She did make the good point that when a strong longlist is announced, the program’s required secrecy means that retailers can’t be prepared for books on that list. By contrast, when a shortlist arrives, the longlist has created an opportunity for better preparation.
Wood also confirmed that the foundation intends to carry on with the “Booker Prize” name, although Booker no longer funds the program. The name is, of course, quite iconic in its recognition as the world’s peak brand for professional literary competition and the American foundation Crankstart is not interested, she said, in having its name on the prize.
The Booker Prize Foundation is in the process of developing a deeper in-house capacity for its media messaging and outreach efforts, perhaps an early signal of this being the development of the social-media-generating book club contest program with the Reading Agency, as you might recall from our July 13 report.
For our internationalist readership, the Booker Prize for Fiction is not to be confused, of course, with the International Booker Prize, which is focused on translation.

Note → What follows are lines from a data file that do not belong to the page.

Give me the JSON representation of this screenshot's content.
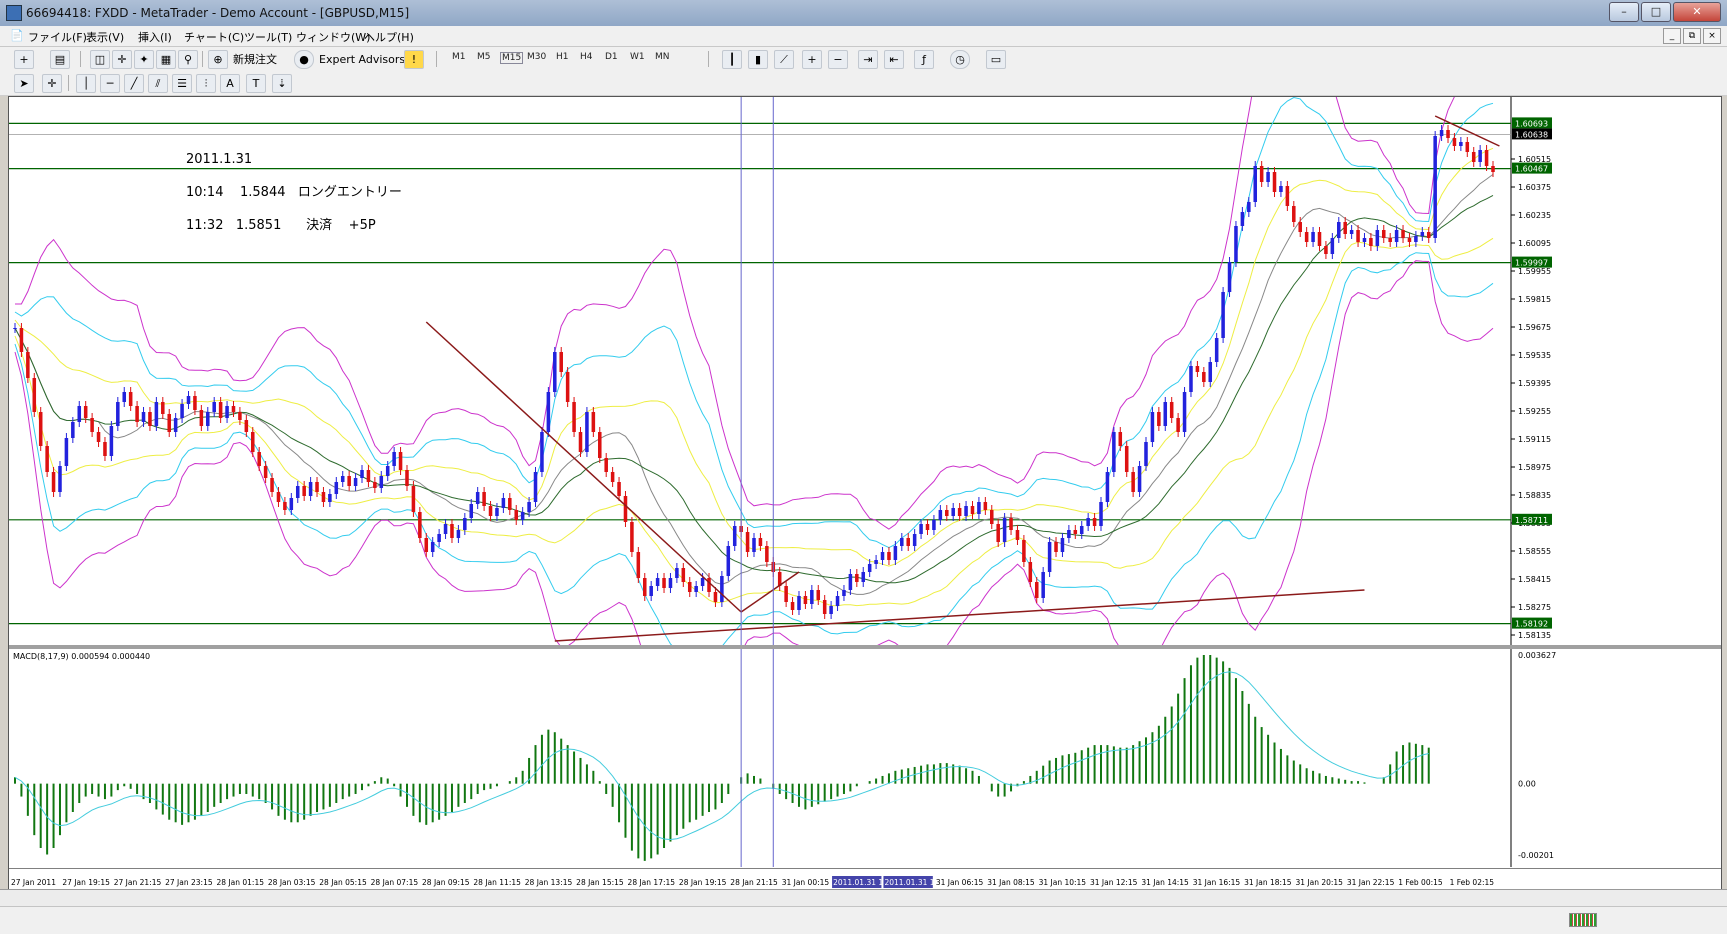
{
  "window": {
    "title": "66694418: FXDD - MetaTrader - Demo Account - [GBPUSD,M15]",
    "min_label": "–",
    "max_label": "□",
    "close_label": "✕"
  },
  "menu": [
    "ファイル(F)",
    "表示(V)",
    "挿入(I)",
    "チャート(C)",
    "ツール(T)",
    "ウィンドウ(W)",
    "ヘルプ(H)"
  ],
  "mdi_controls": [
    "_",
    "⧉",
    "×"
  ],
  "toolbar": {
    "new_order": "新規注文",
    "expert_advisors": "Expert Advisors",
    "timeframes": [
      "M1",
      "M5",
      "M15",
      "M30",
      "H1",
      "H4",
      "D1",
      "W1",
      "MN"
    ],
    "draw_text_tool": "A"
  },
  "chart": {
    "symbol": "GBPUSD",
    "period": "M15",
    "annotation": [
      "2011.1.31",
      "10:14    1.5844   ロングエントリー",
      "11:32   1.5851      決済    +5P"
    ],
    "price_axis": [
      "1.60515",
      "1.60375",
      "1.60235",
      "1.60095",
      "1.59955",
      "1.59815",
      "1.59675",
      "1.59535",
      "1.59395",
      "1.59255",
      "1.59115",
      "1.58975",
      "1.58835",
      "1.58695",
      "1.58555",
      "1.58415",
      "1.58275",
      "1.58135"
    ],
    "hlines": [
      {
        "price": 1.60693,
        "label": "1.60693"
      },
      {
        "price": 1.60467,
        "label": "1.60467"
      },
      {
        "price": 1.59997,
        "label": "1.59997"
      },
      {
        "price": 1.58711,
        "label": "1.58711"
      },
      {
        "price": 1.58192,
        "label": "1.58192"
      }
    ],
    "current_price": {
      "price": 1.60638,
      "label": "1.60638"
    },
    "price_range": [
      1.58105,
      1.60805
    ],
    "time_axis": [
      "27 Jan 2011",
      "27 Jan 19:15",
      "27 Jan 21:15",
      "27 Jan 23:15",
      "28 Jan 01:15",
      "28 Jan 03:15",
      "28 Jan 05:15",
      "28 Jan 07:15",
      "28 Jan 09:15",
      "28 Jan 11:15",
      "28 Jan 13:15",
      "28 Jan 15:15",
      "28 Jan 17:15",
      "28 Jan 19:15",
      "28 Jan 21:15",
      "31 Jan 00:15",
      "2011.01.31 10:15",
      "2011.01.31 11:30",
      "31 Jan 06:15",
      "31 Jan 08:15",
      "31 Jan 10:15",
      "31 Jan 12:15",
      "31 Jan 14:15",
      "31 Jan 16:15",
      "31 Jan 18:15",
      "31 Jan 20:15",
      "31 Jan 22:15",
      "1 Feb 00:15",
      "1 Feb 02:15"
    ],
    "vlines": [
      "2011.01.31 10:15",
      "2011.01.31 11:30"
    ]
  },
  "macd": {
    "label": "MACD(8,17,9) 0.000594 0.000440",
    "axis": [
      "0.003627",
      "0.00",
      "-0.00201"
    ],
    "range": [
      -0.00201,
      0.003627
    ]
  },
  "chart_data": {
    "type": "candlestick",
    "title": "GBPUSD,M15",
    "close": [
      1.5967,
      1.5955,
      1.5942,
      1.5925,
      1.5908,
      1.5895,
      1.5885,
      1.5898,
      1.5912,
      1.592,
      1.5928,
      1.5922,
      1.5915,
      1.591,
      1.5903,
      1.5918,
      1.593,
      1.5935,
      1.5928,
      1.592,
      1.5925,
      1.5918,
      1.593,
      1.5924,
      1.5915,
      1.5922,
      1.5929,
      1.5933,
      1.5926,
      1.5918,
      1.5925,
      1.593,
      1.5922,
      1.5928,
      1.5925,
      1.5921,
      1.5915,
      1.5905,
      1.5898,
      1.5892,
      1.5885,
      1.588,
      1.5876,
      1.5882,
      1.5888,
      1.5883,
      1.589,
      1.5885,
      1.588,
      1.5884,
      1.589,
      1.5893,
      1.5888,
      1.5892,
      1.5896,
      1.589,
      1.5887,
      1.5893,
      1.5898,
      1.5905,
      1.5896,
      1.5888,
      1.5875,
      1.5862,
      1.5855,
      1.586,
      1.5864,
      1.5869,
      1.5862,
      1.5866,
      1.5872,
      1.5879,
      1.5885,
      1.5878,
      1.5873,
      1.5877,
      1.5882,
      1.5876,
      1.5871,
      1.5875,
      1.588,
      1.5895,
      1.5915,
      1.5935,
      1.5955,
      1.5945,
      1.593,
      1.5915,
      1.5905,
      1.5925,
      1.5915,
      1.5902,
      1.5895,
      1.589,
      1.5883,
      1.587,
      1.5855,
      1.5842,
      1.5833,
      1.5838,
      1.5842,
      1.5837,
      1.5842,
      1.5847,
      1.584,
      1.5835,
      1.5838,
      1.5842,
      1.5835,
      1.583,
      1.5843,
      1.5858,
      1.5868,
      1.5865,
      1.5855,
      1.5862,
      1.5858,
      1.585,
      1.5845,
      1.5838,
      1.583,
      1.5826,
      1.5833,
      1.5829,
      1.5836,
      1.5831,
      1.5824,
      1.5828,
      1.5833,
      1.5836,
      1.5844,
      1.584,
      1.5845,
      1.5849,
      1.5851,
      1.5855,
      1.5851,
      1.5858,
      1.5862,
      1.5858,
      1.5864,
      1.5869,
      1.5866,
      1.5871,
      1.5876,
      1.5873,
      1.5877,
      1.5873,
      1.5878,
      1.5874,
      1.588,
      1.5876,
      1.5869,
      1.586,
      1.5872,
      1.5866,
      1.5861,
      1.585,
      1.584,
      1.5832,
      1.5845,
      1.586,
      1.5855,
      1.5862,
      1.5866,
      1.5864,
      1.5868,
      1.5872,
      1.5868,
      1.588,
      1.5895,
      1.5915,
      1.5908,
      1.5895,
      1.5885,
      1.5898,
      1.591,
      1.5925,
      1.5918,
      1.593,
      1.5922,
      1.5915,
      1.5935,
      1.5948,
      1.5945,
      1.594,
      1.595,
      1.5962,
      1.5985,
      1.6,
      1.6018,
      1.6025,
      1.603,
      1.6048,
      1.604,
      1.6045,
      1.6035,
      1.6038,
      1.6028,
      1.602,
      1.6015,
      1.601,
      1.6015,
      1.6008,
      1.6004,
      1.6012,
      1.602,
      1.6014,
      1.6016,
      1.601,
      1.6012,
      1.6008,
      1.6016,
      1.6012,
      1.601,
      1.6016,
      1.6012,
      1.601,
      1.6013,
      1.6015,
      1.6012,
      1.6063,
      1.6066,
      1.6062,
      1.6058,
      1.606,
      1.6055,
      1.605,
      1.6056,
      1.6048,
      1.6045
    ],
    "hist_scaled": [
      0.05,
      -0.1,
      -0.25,
      -0.4,
      -0.5,
      -0.55,
      -0.5,
      -0.4,
      -0.3,
      -0.22,
      -0.15,
      -0.1,
      -0.08,
      -0.1,
      -0.12,
      -0.1,
      -0.05,
      -0.02,
      -0.04,
      -0.08,
      -0.12,
      -0.15,
      -0.2,
      -0.24,
      -0.28,
      -0.3,
      -0.32,
      -0.3,
      -0.28,
      -0.25,
      -0.22,
      -0.18,
      -0.15,
      -0.12,
      -0.1,
      -0.08,
      -0.08,
      -0.1,
      -0.12,
      -0.15,
      -0.2,
      -0.25,
      -0.28,
      -0.3,
      -0.3,
      -0.28,
      -0.25,
      -0.22,
      -0.2,
      -0.18,
      -0.15,
      -0.12,
      -0.1,
      -0.08,
      -0.05,
      -0.02,
      0.02,
      0.05,
      0.04,
      -0.02,
      -0.1,
      -0.18,
      -0.25,
      -0.3,
      -0.32,
      -0.3,
      -0.28,
      -0.25,
      -0.22,
      -0.18,
      -0.15,
      -0.12,
      -0.08,
      -0.05,
      -0.04,
      -0.02,
      0.0,
      0.02,
      0.05,
      0.1,
      0.2,
      0.3,
      0.38,
      0.42,
      0.4,
      0.35,
      0.3,
      0.25,
      0.2,
      0.15,
      0.1,
      0.02,
      -0.08,
      -0.18,
      -0.3,
      -0.42,
      -0.52,
      -0.58,
      -0.6,
      -0.58,
      -0.55,
      -0.5,
      -0.45,
      -0.4,
      -0.35,
      -0.3,
      -0.28,
      -0.25,
      -0.22,
      -0.2,
      -0.15,
      -0.08,
      0.0,
      0.05,
      0.08,
      0.06,
      0.04,
      0.0,
      -0.04,
      -0.08,
      -0.12,
      -0.15,
      -0.18,
      -0.2,
      -0.18,
      -0.16,
      -0.14,
      -0.12,
      -0.1,
      -0.08,
      -0.06,
      -0.02,
      0.0,
      0.02,
      0.04,
      0.06,
      0.08,
      0.1,
      0.11,
      0.12,
      0.13,
      0.14,
      0.15,
      0.15,
      0.16,
      0.16,
      0.15,
      0.14,
      0.12,
      0.1,
      0.06,
      0.0,
      -0.06,
      -0.1,
      -0.1,
      -0.06,
      -0.02,
      0.02,
      0.06,
      0.1,
      0.14,
      0.18,
      0.2,
      0.22,
      0.23,
      0.24,
      0.26,
      0.28,
      0.3,
      0.3,
      0.3,
      0.29,
      0.28,
      0.28,
      0.3,
      0.33,
      0.36,
      0.4,
      0.45,
      0.52,
      0.6,
      0.7,
      0.82,
      0.92,
      0.98,
      1.0,
      1.0,
      0.98,
      0.95,
      0.9,
      0.82,
      0.72,
      0.62,
      0.52,
      0.44,
      0.38,
      0.32,
      0.27,
      0.22,
      0.18,
      0.15,
      0.12,
      0.1,
      0.08,
      0.06,
      0.05,
      0.04,
      0.03,
      0.02,
      0.02,
      0.01,
      0.0,
      0.0,
      0.05,
      0.15,
      0.25,
      0.3,
      0.32,
      0.31,
      0.3,
      0.28
    ]
  }
}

In each shortlisted book, “The author uses language not only to tell us what happens, but to create a world which we, outsiders, can enter and inhabit—and not merely by using words from local languages or dialects.”Neil MacGregor
The winner of this, the primary award in the Booker Foundation’s work, receives £50,000 (US$57,989). Each of the six authors eventually shortlisted is to receive £2,500 (US$2,899) and a specially bound edition of her or his book.

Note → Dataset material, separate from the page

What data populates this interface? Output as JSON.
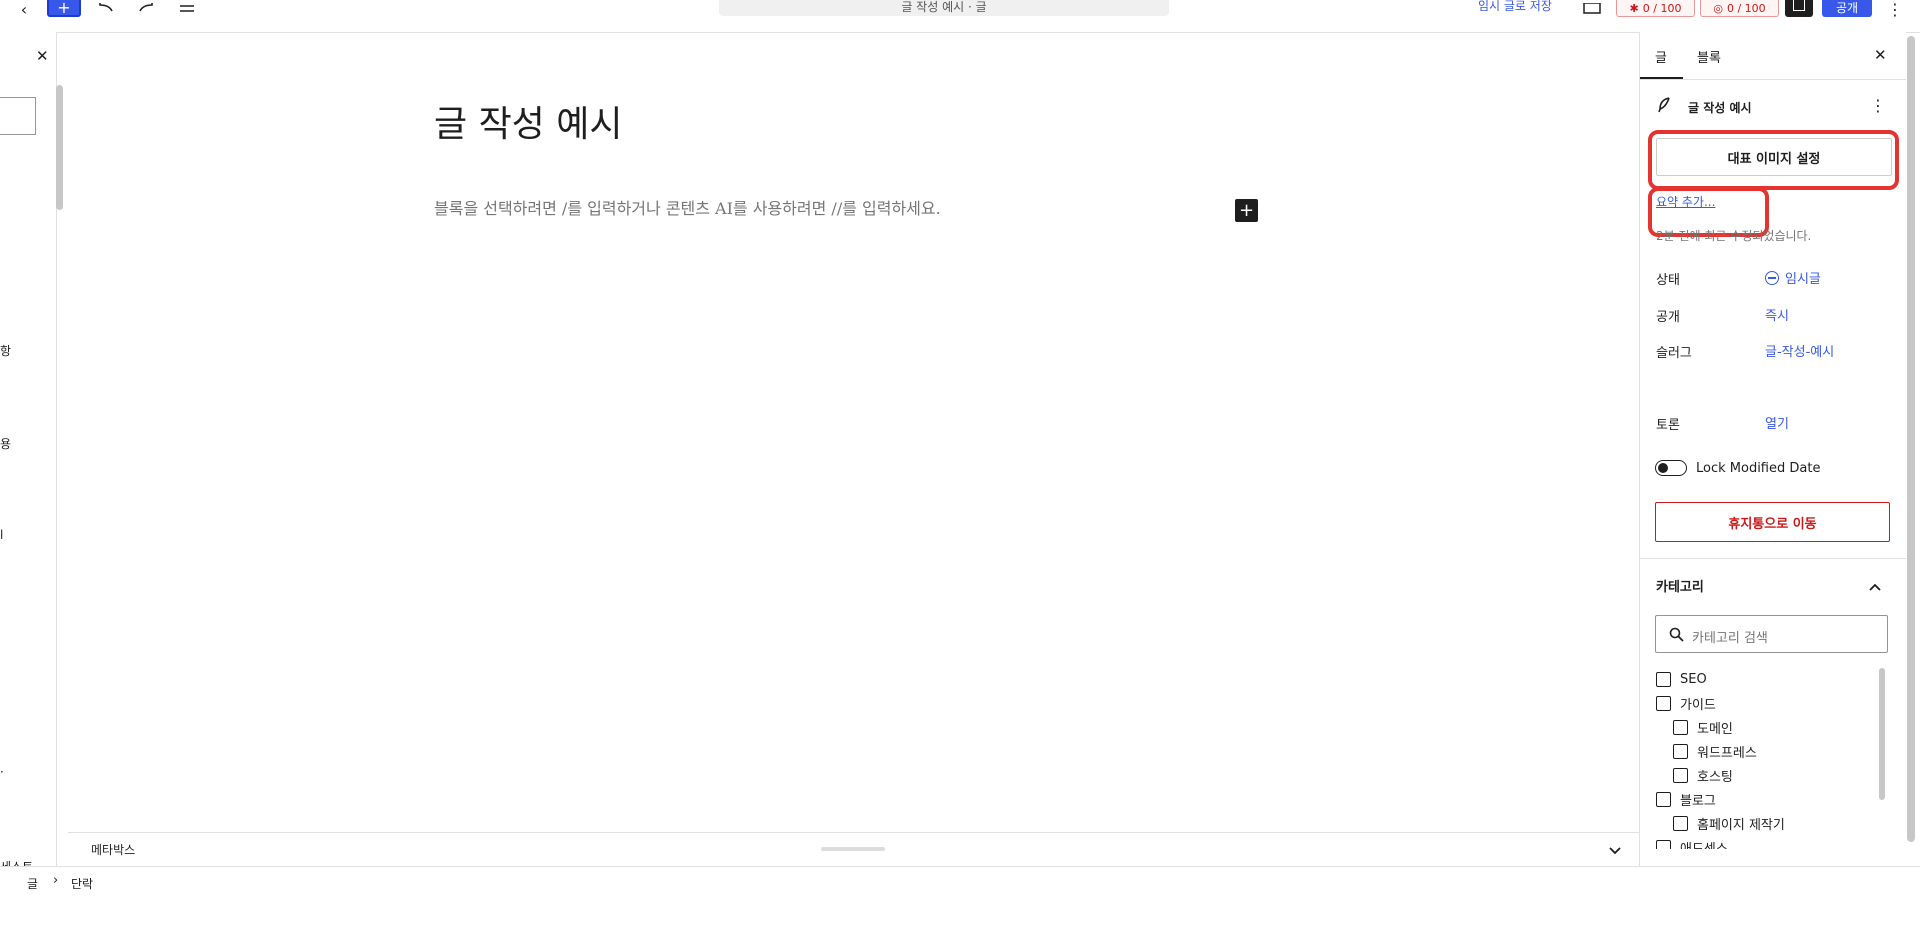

As you’ll recall, the South African author Damon Galgut won the 2021 Booker Prize for Fiction for The Promise. In the United Kingdom, the book is published by Penguin Random House/Chatto & Windus. In the United States, it’s published by Europa Editions. In today’s media messaging, the Booker Prize Foundation says that the book’s translation rights have been sold into at least 35 languages and territories.
The October award ceremony for the Booker Prize for Fiction is to be held at the Roundhouse in London and to be broadcast live as part of a Front Row special on BBC Radio 4 from 9:15 to 10:00 p.m. BST (20:15 to 21:00 p.m. GMT), with television coverage expected to run on BBC News at Ten and news channels.
Here is video from tonight’s Booker Prize for Fiction shortlist announcement at the Serpentine.
This is the 155th awards-related report that Publishing Perspectives has carried in the 164 days since our 2022 operations began on January 3.
More from Publishing Perspectives on the Booker Prize for Fiction is here. More on the International Booker Prize is here, more from Publishing Perspectives on both Booker Prize programs is here. And more from us on the international industry’s many book and publishing awards programs overall is here.
And more on the still ongoing coronavirus COVID-19 pandemic and its impact on international book publishing is here.